Next week, I expect, insurers will announce that they’re pulling out of Chicago. Risk of fire, you understand, and in the final analysis it’s not worth their time.
San Francisco? Too many earthquakes. LA? Drought (or mudslides, take your pick). Kansas? Did you see the Wizard of Oz? No way is anybody going to be responsible for yet another town wiped off the map by a twister.
It snows a lot in Wisconsin and Minnesota; ice storms down trees and power lines, pipes burst in the cold. Anybody living near a river could get flooded anytime, so forget about it, those of you on the Mississippi. Fry the whole state of Maine, too; I hear they get Perfect Storms up there.
Look, I know somebody’s gonna respond with risk-analysis graphs and such and I get it, I do, but the fact of the matter is that it’s past time we stopped with the unconditional surrender in the class warfare that leads to these insurers saying eh, too bad, so sad, see ya later every time people actually need them to do what they exist to do and what you pay them every single month to do.
We saw this during the malpractice debate, during which the high cost of health care was blamed on people who got the wrong leg cut off by an idiot doctor and had the temerity to be a little peeved. Never once did the debate shift to why exactly every insurance company headquarters I’ve ever seen look like a palace and why exactly no CEO of any insurance company I ever heard of has ever had to buy day-old bread, but they can jack up premiums and nobody says a word about what’s appropriate and what’s not. We see this during every negotiation over employment contracts ever, when the high cost of health insurance is cited as a reason why employers are shutting factories down and the question is how much employees should have to pay into their health plans, not why the health plans are so goddamn expensive in the first place.
It’s never about the insurance companies. Somehow, it’s never their responsibility. It’s like the rates they charge just happen to them, like they’ve got no control over it at all. Nobody, and I mean nobody, holds them accountable these days. So of course they think they can just pull out of NOLA. After all, who’s going to stop them?
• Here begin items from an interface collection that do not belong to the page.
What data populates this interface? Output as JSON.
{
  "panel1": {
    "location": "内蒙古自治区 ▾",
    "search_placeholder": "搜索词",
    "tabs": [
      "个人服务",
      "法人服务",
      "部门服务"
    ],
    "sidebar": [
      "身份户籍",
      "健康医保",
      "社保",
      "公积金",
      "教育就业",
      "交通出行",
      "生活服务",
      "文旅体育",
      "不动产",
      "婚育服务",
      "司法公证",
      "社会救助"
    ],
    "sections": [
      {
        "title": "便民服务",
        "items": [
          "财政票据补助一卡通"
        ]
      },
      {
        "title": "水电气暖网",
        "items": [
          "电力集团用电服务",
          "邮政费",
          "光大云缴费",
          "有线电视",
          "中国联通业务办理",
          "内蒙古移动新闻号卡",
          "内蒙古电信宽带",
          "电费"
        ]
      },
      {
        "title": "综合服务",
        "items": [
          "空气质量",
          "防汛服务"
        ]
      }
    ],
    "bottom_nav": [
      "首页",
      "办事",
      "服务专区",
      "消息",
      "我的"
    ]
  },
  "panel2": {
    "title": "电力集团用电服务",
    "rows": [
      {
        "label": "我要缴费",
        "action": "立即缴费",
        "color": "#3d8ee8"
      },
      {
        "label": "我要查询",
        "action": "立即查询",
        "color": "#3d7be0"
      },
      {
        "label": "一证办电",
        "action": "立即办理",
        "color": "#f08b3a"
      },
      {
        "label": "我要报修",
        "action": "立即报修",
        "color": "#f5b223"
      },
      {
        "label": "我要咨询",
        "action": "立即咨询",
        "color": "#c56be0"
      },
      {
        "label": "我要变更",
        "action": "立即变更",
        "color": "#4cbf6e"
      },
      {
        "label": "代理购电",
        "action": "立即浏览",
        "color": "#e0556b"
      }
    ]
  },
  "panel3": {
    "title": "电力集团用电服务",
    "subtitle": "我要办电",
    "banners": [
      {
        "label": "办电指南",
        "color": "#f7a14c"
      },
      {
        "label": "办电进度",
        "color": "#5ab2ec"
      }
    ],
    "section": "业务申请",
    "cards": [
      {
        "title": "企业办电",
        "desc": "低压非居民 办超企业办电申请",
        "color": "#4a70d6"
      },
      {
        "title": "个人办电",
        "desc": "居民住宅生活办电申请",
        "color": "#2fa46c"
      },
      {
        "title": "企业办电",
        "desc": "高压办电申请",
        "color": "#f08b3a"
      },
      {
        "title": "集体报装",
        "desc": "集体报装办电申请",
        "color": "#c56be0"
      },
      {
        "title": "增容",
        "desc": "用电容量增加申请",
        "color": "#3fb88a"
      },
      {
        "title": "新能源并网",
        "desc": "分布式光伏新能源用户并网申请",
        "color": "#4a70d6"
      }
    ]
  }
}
Not for nothing, but if the insurance companies are so pissed off about the crap rebuilding of the levees, they could have used those photos they have of most of Congress blowing Satan to lobby for somebody to do a better job. I didn’t hear a whole lot of that going on from where I sat, wealthy insurance execs giving press conferences talking about how important it was that the congresscritters they own step to their tune and build the levees decently. All I heard was a lot of whining about how hard it was to have to pay for something they said they were gonna pay for, namely people’s houses getting wiped off the map. If the levees were as important as they now say they are, the time to make that point was not after the decisions about levee rebuilding have been made. That would have made this a reason, not an excuse.
So my question is this. Who is going to stop them? Because somebody has to. We just elected a whole bunch of new congressmen and senators. Any of y’all out there not wholly owned subsidiaries of Allstate? I know since the campaign’s over some of you have been lonely for the press coverage. Want an issue to pound away at? Want to be more than That Guy Who Isn’t Barack Obama this year, with the added benefit that it’ll help some of the Democrats who elected your ass? Step up to the plate. Somebody has to say, enough. Because pretty soon it’ll be San Fran they’re abandoning, Chicago, Indianapolis, Portland, Boise, Salt Lake. Pretty soon it’ll be you, so when are you going to step up?Athenae
Passed along to you by A.Citizen